Stratasys gave credit to the MakerBot consumer printing unit, based in Brooklyn, N.Y., which saw sales of $33.6 million for its desktop units that use plastic thread and designs from software companies like Adobe Systems (ADBE) and Autodesk (ADSK). As price points come down -- the new MakerBot Replicator Mini costs just $1,375 -- a real early adopter market is developing.
MakerBot's success is causing big players to look at the space. UPS (UPS) has a service bureau operation at select stores, producing designs through third parties. Amazon.com (AMZN) has opened a 3-D service bureau using higher-end printing shops, and sells MakerBot products. OfficeDepot (ODP) also sells MakerBot units and Staples (SPLS) has an agreement for 3D Systems' Cube.
Trip Chowdhry of Global Equities Research has speculated that Apple (AAPL) and Google (GOOGL) may get into the market. Hewlett-Packard (HPQ) CEO Meg Whitman may have an announcement this fall. Any of those companies could legitimize the space or they could steal MakerBot's oxygen.
3D Systems, meanwhile, fell 10% after announcing net income of just $2.1 million, 2 cents per share, on sales of $151.5 million. Its shares currently trade around $48, down 48% for the year to date but up nearly 2% for the past 52 weeks.
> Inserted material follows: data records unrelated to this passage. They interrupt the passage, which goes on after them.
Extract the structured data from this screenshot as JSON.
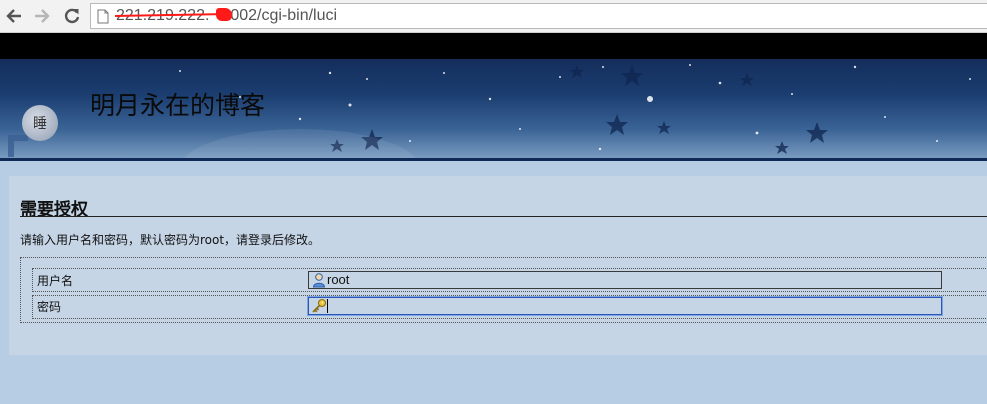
{
  "browser": {
    "url_visible": "221.219.222.",
    "url_rest": "2002/cgi-bin/luci",
    "back_icon": "arrow-left-icon",
    "forward_icon": "arrow-right-icon",
    "reload_icon": "reload-icon",
    "page_icon": "page-icon"
  },
  "header": {
    "site_title": "明月永在的博客",
    "avatar_text": "睡"
  },
  "auth": {
    "title": "需要授权",
    "description": "请输入用户名和密码，默认密码为root，请登录后修改。",
    "username_label": "用户名",
    "username_value": "root",
    "password_label": "密码",
    "password_value": "",
    "user_icon": "user-icon",
    "key_icon": "key-icon"
  },
  "colors": {
    "page_bg": "#b7cde3",
    "panel_bg": "#c5d5e6",
    "banner_top": "#142e5c",
    "focus_border": "#2b58b8",
    "redaction": "#ff1a1a"
  }
}
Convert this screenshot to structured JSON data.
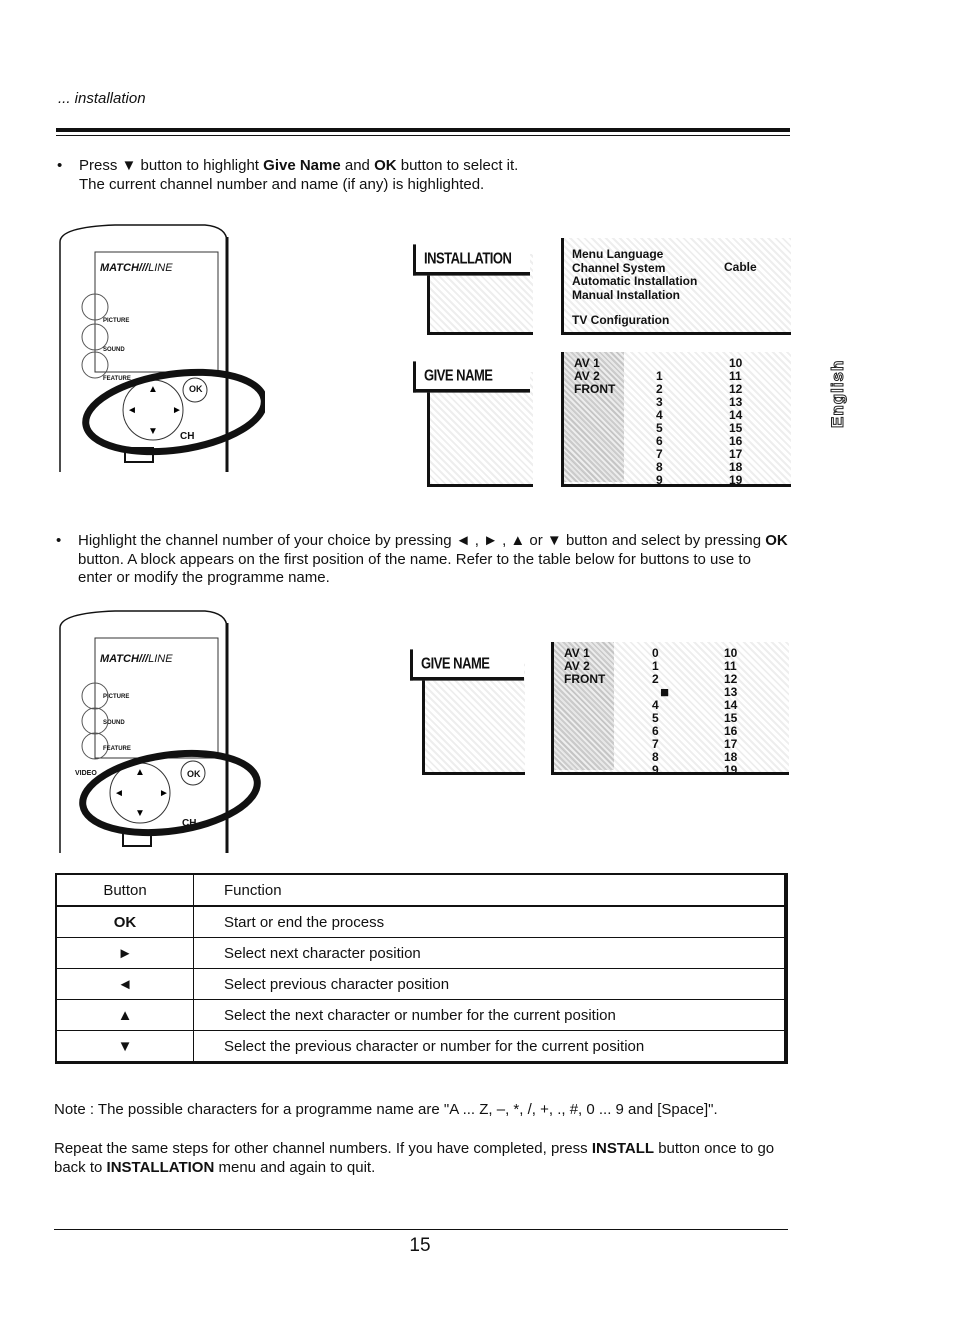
{
  "header": {
    "section": "... installation"
  },
  "step1": {
    "press": "Press",
    "arrow_down": "▼",
    "text1": "button to highlight",
    "give_name": "Give Name",
    "and": "and",
    "ok": "OK",
    "text2": "button to select it.",
    "line2": "The current channel number and name (if any) is highlighted."
  },
  "remote": {
    "brand": "MATCH",
    "brand_suffix": "LINE",
    "buttons": [
      "PICTURE",
      "SOUND",
      "FEATURE"
    ],
    "video": "VIDEO",
    "ok": "OK",
    "ch": "CH"
  },
  "menu_install": {
    "title": "INSTALLATION",
    "items": [
      "Menu Language",
      "Channel System",
      "Automatic Installation",
      "Manual Installation",
      "TV Configuration"
    ],
    "channel_system_value": "Cable"
  },
  "menu_givename1": {
    "title": "GIVE NAME",
    "col1": [
      "AV 1",
      "AV 2",
      "FRONT"
    ],
    "col2": [
      "",
      "1",
      "2",
      "3",
      "4",
      "5",
      "6",
      "7",
      "8",
      "9"
    ],
    "col3": [
      "10",
      "11",
      "12",
      "13",
      "14",
      "15",
      "16",
      "17",
      "18",
      "19"
    ]
  },
  "step2": {
    "text": "Highlight the channel number of your choice by pressing ◄ , ► , ▲ or ▼ button and select by pressing",
    "ok": "OK",
    "text2": "button. A block appears on the first position of the name. Refer to the table below for buttons to use to enter or modify the programme name."
  },
  "menu_givename2": {
    "title": "GIVE NAME",
    "col1": [
      "AV 1",
      "AV 2",
      "FRONT"
    ],
    "col2": [
      "0",
      "1",
      "2",
      "■",
      "4",
      "5",
      "6",
      "7",
      "8",
      "9"
    ],
    "col3": [
      "10",
      "11",
      "12",
      "13",
      "14",
      "15",
      "16",
      "17",
      "18",
      "19"
    ]
  },
  "table": {
    "headers": [
      "Button",
      "Function"
    ],
    "rows": [
      [
        "OK",
        "Start or end the process"
      ],
      [
        "►",
        "Select next character position"
      ],
      [
        "◄",
        "Select previous character position"
      ],
      [
        "▲",
        "Select the next character or number for the current position"
      ],
      [
        "▼",
        "Select the previous character or number for the current position"
      ]
    ]
  },
  "note": "Note : The possible characters for a programme name are \"A ... Z, –, *, /, +, ., #, 0 ... 9 and [Space]\".",
  "repeat": {
    "t1": "Repeat the same steps for other channel numbers. If you have completed, press",
    "install": "INSTALL",
    "t2": "button once to go back to",
    "installation": "INSTALLATION",
    "t3": "menu and again to quit."
  },
  "side_tab": "English",
  "page_number": "15"
}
Year-over-year sales were up nearly 20% but most analysts considered this a miss, although the company did raise its revenue guidance for the year, and operating cash flow so far this year is well ahead of a year ago.
While 3D Systems has a consumer line called Cube, it is most focused on the industrial space, using various materials, methods of creating output, various sizes and speeds. It's a considered sale. Customers have to weigh the full cost of these products against alternative methods of production, and only sign when the cost and quality lines cross.
Andrew Left of CitronResearch says he caught the divergence between the two companies early this year. Canalys analyst Tim Shepherd says the two operate differently. Stratasys makes big acquisitions like MakerBot and gives the units autonomy. 3D Systems makes small acquisitions and focuses on the industrial space. Right now what MakerBot is doing is working. "It's well known for affordable printers and they're doing deals with retailers."